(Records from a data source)
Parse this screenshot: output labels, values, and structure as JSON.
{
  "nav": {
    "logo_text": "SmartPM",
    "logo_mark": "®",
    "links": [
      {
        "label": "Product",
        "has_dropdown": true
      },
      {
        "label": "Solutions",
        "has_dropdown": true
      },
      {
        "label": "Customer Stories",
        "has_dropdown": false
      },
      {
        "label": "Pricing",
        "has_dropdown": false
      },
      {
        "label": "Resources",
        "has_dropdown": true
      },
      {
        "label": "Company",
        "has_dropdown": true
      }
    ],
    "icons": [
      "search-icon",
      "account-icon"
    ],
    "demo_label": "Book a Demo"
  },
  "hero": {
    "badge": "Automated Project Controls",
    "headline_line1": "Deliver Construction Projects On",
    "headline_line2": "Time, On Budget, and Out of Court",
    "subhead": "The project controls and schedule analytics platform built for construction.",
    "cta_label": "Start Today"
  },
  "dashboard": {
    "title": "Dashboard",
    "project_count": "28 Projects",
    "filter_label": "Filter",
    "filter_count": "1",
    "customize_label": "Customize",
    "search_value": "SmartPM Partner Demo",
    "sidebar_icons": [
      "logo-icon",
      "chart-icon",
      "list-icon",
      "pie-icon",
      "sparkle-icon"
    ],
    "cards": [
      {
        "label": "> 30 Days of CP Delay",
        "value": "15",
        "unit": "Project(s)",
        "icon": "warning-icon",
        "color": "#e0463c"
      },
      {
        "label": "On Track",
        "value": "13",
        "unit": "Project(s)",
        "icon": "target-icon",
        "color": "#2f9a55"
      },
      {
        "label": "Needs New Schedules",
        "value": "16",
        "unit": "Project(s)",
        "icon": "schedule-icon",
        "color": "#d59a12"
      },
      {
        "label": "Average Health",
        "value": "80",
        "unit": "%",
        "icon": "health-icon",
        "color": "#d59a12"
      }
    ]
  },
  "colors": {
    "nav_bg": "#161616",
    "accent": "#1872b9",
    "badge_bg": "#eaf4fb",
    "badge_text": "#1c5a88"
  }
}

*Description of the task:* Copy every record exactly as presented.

*Solved exercise:*
Parse this screenshot: output labels, values, and structure as JSON.
{
  "nav": {
    "logo_text": "SmartPM",
    "logo_mark": "®",
    "links": [
      {
        "label": "Product",
        "has_dropdown": true
      },
      {
        "label": "Solutions",
        "has_dropdown": true
      },
      {
        "label": "Customer Stories",
        "has_dropdown": false
      },
      {
        "label": "Pricing",
        "has_dropdown": false
      },
      {
        "label": "Resources",
        "has_dropdown": true
      },
      {
        "label": "Company",
        "has_dropdown": true
      }
    ],
    "icons": [
      "search-icon",
      "account-icon"
    ],
    "demo_label": "Book a Demo"
  },
  "hero": {
    "badge": "Automated Project Controls",
    "headline_line1": "Deliver Construction Projects On",
    "headline_line2": "Time, On Budget, and Out of Court",
    "subhead": "The project controls and schedule analytics platform built for construction.",
    "cta_label": "Start Today"
  },
  "dashboard": {
    "title": "Dashboard",
    "project_count": "28 Projects",
    "filter_label": "Filter",
    "filter_count": "1",
    "customize_label": "Customize",
    "search_value": "SmartPM Partner Demo",
    "sidebar_icons": [
      "logo-icon",
      "chart-icon",
      "list-icon",
      "pie-icon",
      "sparkle-icon"
    ],
    "cards": [
      {
        "label": "> 30 Days of CP Delay",
        "value": "15",
        "unit": "Project(s)",
        "icon": "warning-icon",
        "color": "#e0463c"
      },
      {
        "label": "On Track",
        "value": "13",
        "unit": "Project(s)",
        "icon": "target-icon",
        "color": "#2f9a55"
      },
      {
        "label": "Needs New Schedules",
        "value": "16",
        "unit": "Project(s)",
        "icon": "schedule-icon",
        "color": "#d59a12"
      },
      {
        "label": "Average Health",
        "value": "80",
        "unit": "%",
        "icon": "health-icon",
        "color": "#d59a12"
      }
    ]
  },
  "colors": {
    "nav_bg": "#161616",
    "accent": "#1872b9",
    "badge_bg": "#eaf4fb",
    "badge_text": "#1c5a88"
  }
}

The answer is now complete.